As said, this has been evolved to form the new concept of Enterprise risk management which take a wider view of risk to include the whole organization or cooperation. Another point, Enterprise Risk Management start from up to bottom, as it starts on the strategic level by the corporate objectives and strategic directions. The game changer here is changing the mind set to focus on what could impact the organization from achieving its strategic goals. This can be achieved by creating Key Risk Indicators (KRIs) that are linked to the organization goals and objectives. These KRIs are monitored closely to ensure the organization decision makers that their decisions are still within the organization risk appetite.

I will give some details on the basic concepts of the ERM in later articles, while in this article I will only focus on different definitions of the Enterprise Risk Management.

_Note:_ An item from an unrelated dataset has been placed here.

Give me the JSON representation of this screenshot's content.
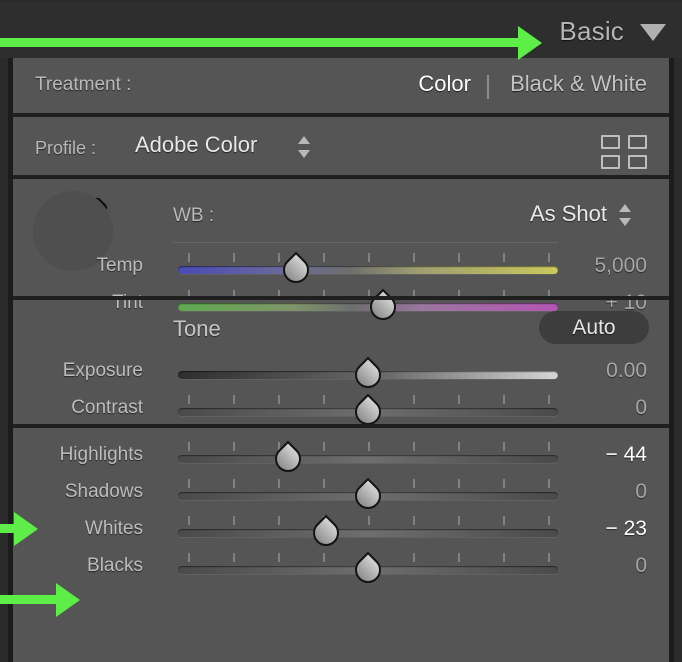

ISO31000:2009 has defined the Risk Management as “Coordinated activities to direct and control an organization with regard to risk” and defined Risk itself by “Effect of uncertainty on objectives” where the effect is a deviation from the expected positive and/or negative.

COSO broadly defines enterprise risk management (ERM) as “a process, effected by an entity’s board of directors, management and other personnel, applied in strategy-setting and across the enterprise, designed to identify potential events that may affect the entity, and manage risks to be within its risk appetite, to provide reasonable assurance regarding the achievement of entity objectives.”

According to the Project Management Institute’s PMBOK . Project risk is defined by PMI as, “an uncertain event or condition that, if it occurs, has a positive or negative effect on a project’s objectives.”